→ **Directions**: The records shown below are to be repeated exactly and completely.

→ **Data provided**:
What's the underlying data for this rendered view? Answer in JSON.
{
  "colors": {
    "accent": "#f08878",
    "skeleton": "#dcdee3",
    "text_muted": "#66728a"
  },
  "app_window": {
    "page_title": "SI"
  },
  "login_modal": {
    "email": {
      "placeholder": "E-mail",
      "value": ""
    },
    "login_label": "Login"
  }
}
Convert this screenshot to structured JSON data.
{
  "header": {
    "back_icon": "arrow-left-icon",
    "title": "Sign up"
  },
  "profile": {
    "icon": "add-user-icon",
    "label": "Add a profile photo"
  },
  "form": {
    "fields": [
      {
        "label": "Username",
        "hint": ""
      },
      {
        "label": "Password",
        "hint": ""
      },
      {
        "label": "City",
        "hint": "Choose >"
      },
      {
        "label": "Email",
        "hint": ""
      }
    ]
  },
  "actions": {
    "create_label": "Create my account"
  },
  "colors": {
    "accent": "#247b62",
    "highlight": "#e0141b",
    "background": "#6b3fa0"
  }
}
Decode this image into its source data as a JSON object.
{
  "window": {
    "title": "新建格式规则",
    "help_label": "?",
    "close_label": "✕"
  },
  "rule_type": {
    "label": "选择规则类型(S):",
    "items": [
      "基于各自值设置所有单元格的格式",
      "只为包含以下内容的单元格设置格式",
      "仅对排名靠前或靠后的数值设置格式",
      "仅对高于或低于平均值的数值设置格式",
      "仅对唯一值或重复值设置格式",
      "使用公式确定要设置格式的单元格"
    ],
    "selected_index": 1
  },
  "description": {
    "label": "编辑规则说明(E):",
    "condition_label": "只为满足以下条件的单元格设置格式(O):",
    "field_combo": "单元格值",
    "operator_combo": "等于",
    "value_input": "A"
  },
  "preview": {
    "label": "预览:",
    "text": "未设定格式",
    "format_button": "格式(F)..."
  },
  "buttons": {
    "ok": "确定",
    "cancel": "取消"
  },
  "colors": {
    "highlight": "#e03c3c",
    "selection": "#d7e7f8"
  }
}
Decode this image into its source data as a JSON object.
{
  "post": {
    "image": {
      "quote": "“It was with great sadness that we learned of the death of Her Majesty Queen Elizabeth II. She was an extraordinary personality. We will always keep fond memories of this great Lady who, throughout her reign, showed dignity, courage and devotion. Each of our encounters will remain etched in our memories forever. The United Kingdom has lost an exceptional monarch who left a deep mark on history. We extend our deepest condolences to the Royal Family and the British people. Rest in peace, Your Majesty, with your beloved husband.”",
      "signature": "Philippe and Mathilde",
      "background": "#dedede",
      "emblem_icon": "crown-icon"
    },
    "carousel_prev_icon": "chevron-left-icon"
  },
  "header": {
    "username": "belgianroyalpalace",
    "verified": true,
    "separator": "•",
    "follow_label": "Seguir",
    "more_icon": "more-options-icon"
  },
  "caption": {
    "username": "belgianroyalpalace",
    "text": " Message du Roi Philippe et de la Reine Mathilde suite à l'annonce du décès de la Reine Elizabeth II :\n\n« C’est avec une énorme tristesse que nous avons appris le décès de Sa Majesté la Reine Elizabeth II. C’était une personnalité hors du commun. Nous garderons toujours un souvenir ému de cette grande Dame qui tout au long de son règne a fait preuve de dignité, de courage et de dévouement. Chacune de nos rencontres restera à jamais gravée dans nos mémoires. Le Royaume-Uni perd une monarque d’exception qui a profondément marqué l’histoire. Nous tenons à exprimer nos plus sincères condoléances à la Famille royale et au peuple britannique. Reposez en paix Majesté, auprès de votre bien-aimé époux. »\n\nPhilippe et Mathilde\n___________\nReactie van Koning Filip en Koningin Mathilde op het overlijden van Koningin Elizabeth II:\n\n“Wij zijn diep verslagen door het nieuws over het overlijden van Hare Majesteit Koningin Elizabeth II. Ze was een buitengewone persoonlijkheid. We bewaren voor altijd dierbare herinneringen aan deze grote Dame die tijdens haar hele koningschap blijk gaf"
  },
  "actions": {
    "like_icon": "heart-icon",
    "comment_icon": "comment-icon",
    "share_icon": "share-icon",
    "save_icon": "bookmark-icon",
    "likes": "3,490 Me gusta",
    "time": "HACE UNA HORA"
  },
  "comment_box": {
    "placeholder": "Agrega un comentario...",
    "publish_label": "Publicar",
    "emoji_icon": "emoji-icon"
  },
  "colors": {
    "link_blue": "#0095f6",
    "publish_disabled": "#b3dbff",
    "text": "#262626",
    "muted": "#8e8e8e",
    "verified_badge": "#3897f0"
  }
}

→ **Solution for this task**:
What's the underlying data for this rendered view? Answer in JSON.
{
  "colors": {
    "accent": "#f08878",
    "skeleton": "#dcdee3",
    "text_muted": "#66728a"
  },
  "app_window": {
    "page_title": "SI"
  },
  "login_modal": {
    "email": {
      "placeholder": "E-mail",
      "value": ""
    },
    "login_label": "Login"
  }
}
Convert this screenshot to structured JSON data.
{
  "header": {
    "back_icon": "arrow-left-icon",
    "title": "Sign up"
  },
  "profile": {
    "icon": "add-user-icon",
    "label": "Add a profile photo"
  },
  "form": {
    "fields": [
      {
        "label": "Username",
        "hint": ""
      },
      {
        "label": "Password",
        "hint": ""
      },
      {
        "label": "City",
        "hint": "Choose >"
      },
      {
        "label": "Email",
        "hint": ""
      }
    ]
  },
  "actions": {
    "create_label": "Create my account"
  },
  "colors": {
    "accent": "#247b62",
    "highlight": "#e0141b",
    "background": "#6b3fa0"
  }
}
Decode this image into its source data as a JSON object.
{
  "window": {
    "title": "新建格式规则",
    "help_label": "?",
    "close_label": "✕"
  },
  "rule_type": {
    "label": "选择规则类型(S):",
    "items": [
      "基于各自值设置所有单元格的格式",
      "只为包含以下内容的单元格设置格式",
      "仅对排名靠前或靠后的数值设置格式",
      "仅对高于或低于平均值的数值设置格式",
      "仅对唯一值或重复值设置格式",
      "使用公式确定要设置格式的单元格"
    ],
    "selected_index": 1
  },
  "description": {
    "label": "编辑规则说明(E):",
    "condition_label": "只为满足以下条件的单元格设置格式(O):",
    "field_combo": "单元格值",
    "operator_combo": "等于",
    "value_input": "A"
  },
  "preview": {
    "label": "预览:",
    "text": "未设定格式",
    "format_button": "格式(F)..."
  },
  "buttons": {
    "ok": "确定",
    "cancel": "取消"
  },
  "colors": {
    "highlight": "#e03c3c",
    "selection": "#d7e7f8"
  }
}
Decode this image into its source data as a JSON object.
{
  "post": {
    "image": {
      "quote": "“It was with great sadness that we learned of the death of Her Majesty Queen Elizabeth II. She was an extraordinary personality. We will always keep fond memories of this great Lady who, throughout her reign, showed dignity, courage and devotion. Each of our encounters will remain etched in our memories forever. The United Kingdom has lost an exceptional monarch who left a deep mark on history. We extend our deepest condolences to the Royal Family and the British people. Rest in peace, Your Majesty, with your beloved husband.”",
      "signature": "Philippe and Mathilde",
      "background": "#dedede",
      "emblem_icon": "crown-icon"
    },
    "carousel_prev_icon": "chevron-left-icon"
  },
  "header": {
    "username": "belgianroyalpalace",
    "verified": true,
    "separator": "•",
    "follow_label": "Seguir",
    "more_icon": "more-options-icon"
  },
  "caption": {
    "username": "belgianroyalpalace",
    "text": " Message du Roi Philippe et de la Reine Mathilde suite à l'annonce du décès de la Reine Elizabeth II :\n\n« C’est avec une énorme tristesse que nous avons appris le décès de Sa Majesté la Reine Elizabeth II. C’était une personnalité hors du commun. Nous garderons toujours un souvenir ému de cette grande Dame qui tout au long de son règne a fait preuve de dignité, de courage et de dévouement. Chacune de nos rencontres restera à jamais gravée dans nos mémoires. Le Royaume-Uni perd une monarque d’exception qui a profondément marqué l’histoire. Nous tenons à exprimer nos plus sincères condoléances à la Famille royale et au peuple britannique. Reposez en paix Majesté, auprès de votre bien-aimé époux. »\n\nPhilippe et Mathilde\n___________\nReactie van Koning Filip en Koningin Mathilde op het overlijden van Koningin Elizabeth II:\n\n“Wij zijn diep verslagen door het nieuws over het overlijden van Hare Majesteit Koningin Elizabeth II. Ze was een buitengewone persoonlijkheid. We bewaren voor altijd dierbare herinneringen aan deze grote Dame die tijdens haar hele koningschap blijk gaf"
  },
  "actions": {
    "like_icon": "heart-icon",
    "comment_icon": "comment-icon",
    "share_icon": "share-icon",
    "save_icon": "bookmark-icon",
    "likes": "3,490 Me gusta",
    "time": "HACE UNA HORA"
  },
  "comment_box": {
    "placeholder": "Agrega un comentario...",
    "publish_label": "Publicar",
    "emoji_icon": "emoji-icon"
  },
  "colors": {
    "link_blue": "#0095f6",
    "publish_disabled": "#b3dbff",
    "text": "#262626",
    "muted": "#8e8e8e",
    "verified_badge": "#3897f0"
  }
}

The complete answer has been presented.